== BRIEF ==
Make an exact copy of the entries below and leave any picture out of it.

Component data from apps and pages
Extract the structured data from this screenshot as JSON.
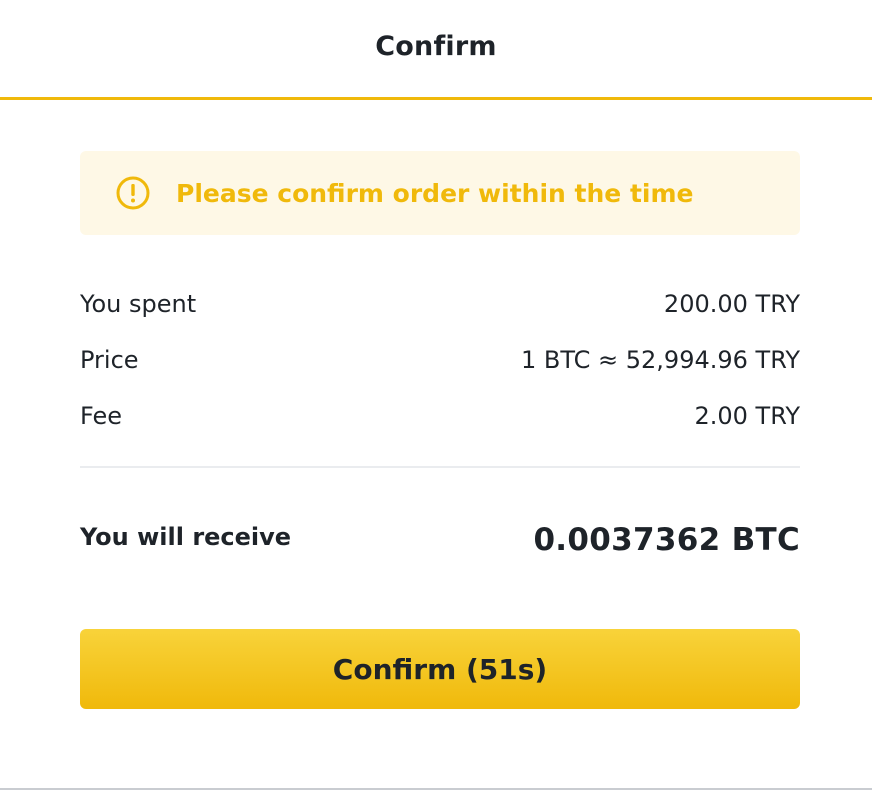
{
  "dialog": {
    "title": "Confirm"
  },
  "notice": {
    "icon": "exclamation-circle-icon",
    "text": "Please confirm order within the time",
    "color": "#f0b90b",
    "background": "#fef8e6"
  },
  "details": [
    {
      "label": "You spent",
      "value": "200.00 TRY"
    },
    {
      "label": "Price",
      "value": "1 BTC ≈ 52,994.96 TRY"
    },
    {
      "label": "Fee",
      "value": "2.00 TRY"
    }
  ],
  "receive": {
    "label": "You will receive",
    "value": "0.0037362 BTC"
  },
  "confirm_button": {
    "label": "Confirm (51s)",
    "color": "#f0b90b"
  }
}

== SOLUTION ==
Extract the structured data from this screenshot as JSON.
{
  "dialog": {
    "title": "Confirm"
  },
  "notice": {
    "icon": "exclamation-circle-icon",
    "text": "Please confirm order within the time",
    "color": "#f0b90b",
    "background": "#fef8e6"
  },
  "details": [
    {
      "label": "You spent",
      "value": "200.00 TRY"
    },
    {
      "label": "Price",
      "value": "1 BTC ≈ 52,994.96 TRY"
    },
    {
      "label": "Fee",
      "value": "2.00 TRY"
    }
  ],
  "receive": {
    "label": "You will receive",
    "value": "0.0037362 BTC"
  },
  "confirm_button": {
    "label": "Confirm (51s)",
    "color": "#f0b90b"
  }
}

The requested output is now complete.